The way in which Wikipedia motivates people to edit its pages is also worth considering. It is the content itself that motivates contributions. It benefits from the fact that it is not one person’s job to produce a single entry. Instead, most of the entries are produced by a number of users interacting. While reading articles, people notice errors or opportunities for improvement due to their own background and interests, which then inspires them to make corrections or add contributions. The more content, the more there is to be inspired by — at least up to a point. Traditional editorial products have never been able to tap into such everyday inspiration to make improvements.
But Wikipedia’s ability to motivate contributors is not what it once was. Worryingly, the number of active contributors peaked in 2007 and has been trending downward ever since. Compared to the March 2007 peak of 91 468 active contributors, the figure for November 2015 was 69 712. Also, there are arguments about whether the readership is declining.
As Wikipedia has grown older, it has become progressively more difficult for contributors to improve content. At the same time, Wikipedia’s system of rules has become more burdensome. Research has shown that newcomers are today easily put off by all the rules imposed on contributors. Having said that, the product no longer needs such huge crowds to create as many articles as possible. Nowadays it needs disciplined, well-co-ordinated ranks of committed contributors to cultivate the service.

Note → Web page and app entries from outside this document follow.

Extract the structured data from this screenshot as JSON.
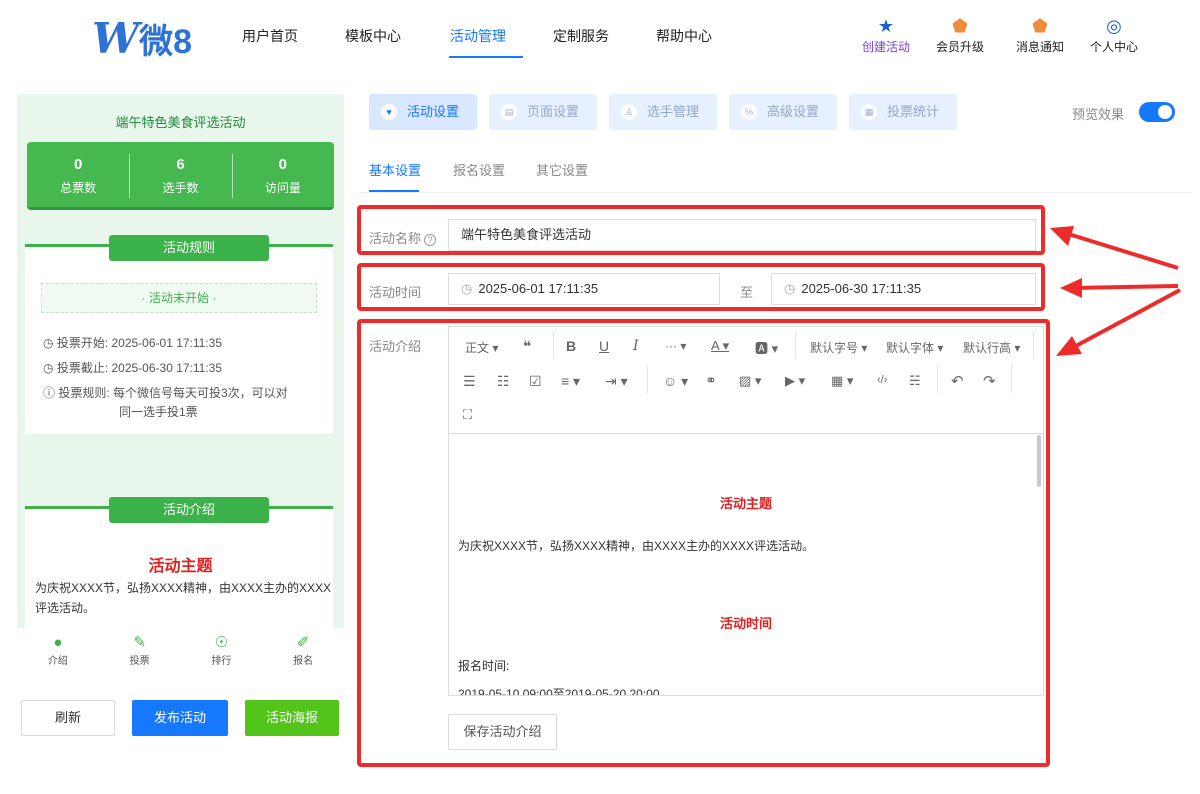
{
  "logo": {
    "mark": "W",
    "text": "微8"
  },
  "nav": {
    "items": [
      "用户首页",
      "模板中心",
      "活动管理",
      "定制服务",
      "帮助中心"
    ],
    "active": 2,
    "right": [
      {
        "label": "创建活动",
        "icon": "star-icon"
      },
      {
        "label": "会员升级",
        "icon": "badge-icon"
      },
      {
        "label": "消息通知",
        "icon": "bell-icon"
      },
      {
        "label": "个人中心",
        "icon": "user-icon"
      }
    ]
  },
  "preview": {
    "title": "端午特色美食评选活动",
    "stats": [
      {
        "value": "0",
        "label": "总票数"
      },
      {
        "value": "6",
        "label": "选手数"
      },
      {
        "value": "0",
        "label": "访问量"
      }
    ],
    "rules_title": "活动规则",
    "status": "· 活动未开始 ·",
    "rules": [
      "投票开始:  2025-06-01 17:11:35",
      "投票截止:  2025-06-30 17:11:35",
      "投票规则:  每个微信号每天可投3次，可以对",
      "同一选手投1票"
    ],
    "intro_section": "活动介绍",
    "intro_heading": "活动主题",
    "intro_text": "为庆祝XXXX节，弘扬XXXX精神，由XXXX主办的XXXX评选活动。",
    "tabs": [
      "介绍",
      "投票",
      "排行",
      "报名"
    ]
  },
  "actions": {
    "refresh": "刷新",
    "publish": "发布活动",
    "poster": "活动海报"
  },
  "main_tabs": [
    "活动设置",
    "页面设置",
    "选手管理",
    "高级设置",
    "投票统计"
  ],
  "preview_toggle": "预览效果",
  "sub_tabs": [
    "基本设置",
    "报名设置",
    "其它设置"
  ],
  "form": {
    "name_label": "活动名称",
    "name_value": "端午特色美食评选活动",
    "time_label": "活动时间",
    "start": "2025-06-01 17:11:35",
    "to": "至",
    "end": "2025-06-30 17:11:35",
    "intro_label": "活动介绍"
  },
  "editor": {
    "toolbar": {
      "paragraph": "正文",
      "font_size": "默认字号",
      "font_family": "默认字体",
      "line_height": "默认行高"
    },
    "content": {
      "h1": "活动主题",
      "p1": "为庆祝XXXX节，弘扬XXXX精神，由XXXX主办的XXXX评选活动。",
      "h2": "活动时间",
      "p2": "报名时间:",
      "p3": "2019-05-10 09:00至2019-05-20 20:00"
    },
    "save": "保存活动介绍"
  },
  "colors": {
    "primary": "#1677ff",
    "green": "#3cb24a",
    "highlight": "#ee2b2b"
  }
}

This is a different game to building a wildly popular product. It requires rethinking how to keep committed Wikipedians, occasional contributors and the site’s vast number of readers on board. It can never be forgotten that Wikipedia is a product. It is conceivable that, for instance, Encyclopaedia Britannica or some other reference product could lure consumers away if Wikipedia is not able to maintain its product appropriately. This may seem unlikely at the moment, but complacency has brought seemingly invincible actors down on the Internet before.
This may eventually require radical changes to the system. Wikipedia may have to adopt more of the features of formal organisations, create financial incentives for certain contributors, partner and develop other products, or become a global NGO. None of this should be reason to panic, it should be said — we tend to forget that Wikipedia has never been stable in a traditional way.
If Wikipedia can maintain its success, it will be remembered as a gift of an open Internet that is now under attack from many directions. It may even turn out to be an example of a new type of social and perhaps more humane way of organising production. We have already seen similar models of production used in open-source software development and, for instance, OpenStreepMap. But it remains to be seen how generally applicable these are.
One thing is for sure: Wikipedia will not be the same in 15 years’ time as it is today.
- Aleksi Aaltonen is assistant professor of information systems, University of Warwick
- This article was originally published on The Conversation